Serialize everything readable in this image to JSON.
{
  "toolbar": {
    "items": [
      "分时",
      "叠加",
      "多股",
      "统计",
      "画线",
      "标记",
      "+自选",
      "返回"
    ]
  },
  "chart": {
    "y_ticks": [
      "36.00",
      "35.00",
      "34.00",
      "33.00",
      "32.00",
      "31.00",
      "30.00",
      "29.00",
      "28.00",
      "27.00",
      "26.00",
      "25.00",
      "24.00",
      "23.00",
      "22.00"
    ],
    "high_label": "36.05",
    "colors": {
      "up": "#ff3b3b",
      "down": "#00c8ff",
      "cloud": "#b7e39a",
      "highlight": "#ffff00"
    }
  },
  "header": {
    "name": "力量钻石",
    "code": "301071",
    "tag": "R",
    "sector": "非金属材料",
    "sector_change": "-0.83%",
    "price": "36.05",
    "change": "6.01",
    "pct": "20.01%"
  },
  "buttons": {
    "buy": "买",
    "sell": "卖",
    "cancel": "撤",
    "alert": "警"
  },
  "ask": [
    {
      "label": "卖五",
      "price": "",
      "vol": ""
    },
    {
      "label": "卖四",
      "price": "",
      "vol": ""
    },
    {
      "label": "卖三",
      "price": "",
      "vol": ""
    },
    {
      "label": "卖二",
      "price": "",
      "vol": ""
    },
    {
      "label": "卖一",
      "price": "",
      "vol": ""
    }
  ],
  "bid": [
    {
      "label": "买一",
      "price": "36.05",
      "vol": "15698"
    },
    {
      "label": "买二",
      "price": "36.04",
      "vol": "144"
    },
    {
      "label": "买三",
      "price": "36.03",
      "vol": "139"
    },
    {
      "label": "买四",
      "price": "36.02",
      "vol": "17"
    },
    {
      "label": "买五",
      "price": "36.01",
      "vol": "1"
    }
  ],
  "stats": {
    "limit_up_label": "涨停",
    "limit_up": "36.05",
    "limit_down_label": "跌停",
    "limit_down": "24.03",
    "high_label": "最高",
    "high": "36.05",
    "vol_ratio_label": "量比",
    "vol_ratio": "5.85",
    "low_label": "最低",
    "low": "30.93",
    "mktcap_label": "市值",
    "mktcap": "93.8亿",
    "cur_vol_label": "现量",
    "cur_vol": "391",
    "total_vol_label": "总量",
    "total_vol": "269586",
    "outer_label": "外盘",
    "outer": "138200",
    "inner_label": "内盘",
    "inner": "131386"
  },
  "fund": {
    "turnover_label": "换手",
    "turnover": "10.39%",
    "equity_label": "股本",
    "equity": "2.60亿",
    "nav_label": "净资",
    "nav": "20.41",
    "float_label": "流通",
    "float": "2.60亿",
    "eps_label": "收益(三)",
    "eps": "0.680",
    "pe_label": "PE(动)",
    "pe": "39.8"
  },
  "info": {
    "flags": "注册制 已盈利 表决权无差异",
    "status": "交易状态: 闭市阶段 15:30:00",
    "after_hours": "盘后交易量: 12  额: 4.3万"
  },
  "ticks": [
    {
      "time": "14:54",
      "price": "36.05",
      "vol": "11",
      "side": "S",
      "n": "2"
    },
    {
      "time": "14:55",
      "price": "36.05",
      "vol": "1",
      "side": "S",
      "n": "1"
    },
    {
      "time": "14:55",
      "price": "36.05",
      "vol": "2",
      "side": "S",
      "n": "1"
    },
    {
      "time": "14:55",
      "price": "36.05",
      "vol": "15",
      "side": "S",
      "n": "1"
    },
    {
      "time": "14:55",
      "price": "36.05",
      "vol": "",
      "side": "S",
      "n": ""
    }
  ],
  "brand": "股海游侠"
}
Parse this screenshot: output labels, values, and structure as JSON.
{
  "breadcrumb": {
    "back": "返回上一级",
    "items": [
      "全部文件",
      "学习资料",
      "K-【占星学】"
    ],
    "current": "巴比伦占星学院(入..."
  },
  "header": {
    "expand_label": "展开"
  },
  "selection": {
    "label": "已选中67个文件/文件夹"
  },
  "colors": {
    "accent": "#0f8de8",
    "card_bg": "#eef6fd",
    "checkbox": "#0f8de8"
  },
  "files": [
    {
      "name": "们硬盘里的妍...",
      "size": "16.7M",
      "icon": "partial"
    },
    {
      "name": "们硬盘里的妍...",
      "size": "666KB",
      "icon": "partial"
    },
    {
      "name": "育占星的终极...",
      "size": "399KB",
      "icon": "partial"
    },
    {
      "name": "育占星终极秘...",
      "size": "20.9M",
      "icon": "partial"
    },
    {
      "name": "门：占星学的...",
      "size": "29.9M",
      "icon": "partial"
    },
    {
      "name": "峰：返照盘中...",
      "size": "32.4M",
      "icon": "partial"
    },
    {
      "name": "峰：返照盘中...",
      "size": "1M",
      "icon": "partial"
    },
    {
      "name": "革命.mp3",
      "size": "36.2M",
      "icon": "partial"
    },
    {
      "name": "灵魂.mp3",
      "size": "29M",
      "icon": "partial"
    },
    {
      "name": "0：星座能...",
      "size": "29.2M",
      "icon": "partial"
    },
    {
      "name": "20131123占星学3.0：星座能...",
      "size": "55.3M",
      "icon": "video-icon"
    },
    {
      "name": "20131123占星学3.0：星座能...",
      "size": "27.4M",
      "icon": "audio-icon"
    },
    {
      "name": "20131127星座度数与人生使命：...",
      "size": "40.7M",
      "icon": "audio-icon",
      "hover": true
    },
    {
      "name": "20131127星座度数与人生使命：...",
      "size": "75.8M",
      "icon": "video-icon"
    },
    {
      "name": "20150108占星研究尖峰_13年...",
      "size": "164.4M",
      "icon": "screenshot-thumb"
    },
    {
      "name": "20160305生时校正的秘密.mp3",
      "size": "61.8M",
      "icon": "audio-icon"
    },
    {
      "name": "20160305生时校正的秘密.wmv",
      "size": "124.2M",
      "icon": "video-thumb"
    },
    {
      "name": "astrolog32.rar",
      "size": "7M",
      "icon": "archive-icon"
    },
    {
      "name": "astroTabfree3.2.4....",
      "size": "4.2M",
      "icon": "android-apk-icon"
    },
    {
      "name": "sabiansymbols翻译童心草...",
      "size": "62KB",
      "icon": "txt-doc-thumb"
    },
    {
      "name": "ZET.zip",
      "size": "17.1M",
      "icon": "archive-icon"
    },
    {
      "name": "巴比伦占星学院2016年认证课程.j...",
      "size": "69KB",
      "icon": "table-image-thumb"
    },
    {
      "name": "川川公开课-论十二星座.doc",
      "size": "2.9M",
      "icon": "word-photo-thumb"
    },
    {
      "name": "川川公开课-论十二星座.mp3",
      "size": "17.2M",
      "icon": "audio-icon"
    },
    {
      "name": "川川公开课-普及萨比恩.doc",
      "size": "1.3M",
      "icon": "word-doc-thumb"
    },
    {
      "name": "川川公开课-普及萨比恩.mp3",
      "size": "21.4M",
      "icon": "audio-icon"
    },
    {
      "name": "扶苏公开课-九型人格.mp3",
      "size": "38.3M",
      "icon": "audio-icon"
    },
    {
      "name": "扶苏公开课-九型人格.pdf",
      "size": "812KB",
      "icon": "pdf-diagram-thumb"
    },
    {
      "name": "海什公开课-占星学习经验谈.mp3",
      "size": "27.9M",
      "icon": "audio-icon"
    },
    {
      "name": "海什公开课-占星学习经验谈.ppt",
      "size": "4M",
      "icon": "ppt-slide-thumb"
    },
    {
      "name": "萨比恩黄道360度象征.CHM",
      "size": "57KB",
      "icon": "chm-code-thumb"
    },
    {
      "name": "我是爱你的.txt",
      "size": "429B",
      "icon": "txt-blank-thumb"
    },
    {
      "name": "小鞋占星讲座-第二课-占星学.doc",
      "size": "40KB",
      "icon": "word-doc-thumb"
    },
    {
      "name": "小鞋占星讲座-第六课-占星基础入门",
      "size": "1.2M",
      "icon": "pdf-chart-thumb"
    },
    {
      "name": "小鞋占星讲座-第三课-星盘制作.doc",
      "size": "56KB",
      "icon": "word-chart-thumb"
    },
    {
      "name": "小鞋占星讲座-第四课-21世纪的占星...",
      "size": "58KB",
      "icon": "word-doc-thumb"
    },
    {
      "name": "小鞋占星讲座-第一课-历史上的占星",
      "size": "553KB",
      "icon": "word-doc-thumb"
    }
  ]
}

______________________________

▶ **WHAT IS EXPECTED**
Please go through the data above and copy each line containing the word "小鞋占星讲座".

▶ **EXERCISE RESPONSE**
      "name": "小鞋占星讲座-第二课-占星学.doc",
      "name": "小鞋占星讲座-第六课-占星基础入门",
      "name": "小鞋占星讲座-第三课-星盘制作.doc",
      "name": "小鞋占星讲座-第四课-21世纪的占星...",
      "name": "小鞋占星讲座-第一课-历史上的占星",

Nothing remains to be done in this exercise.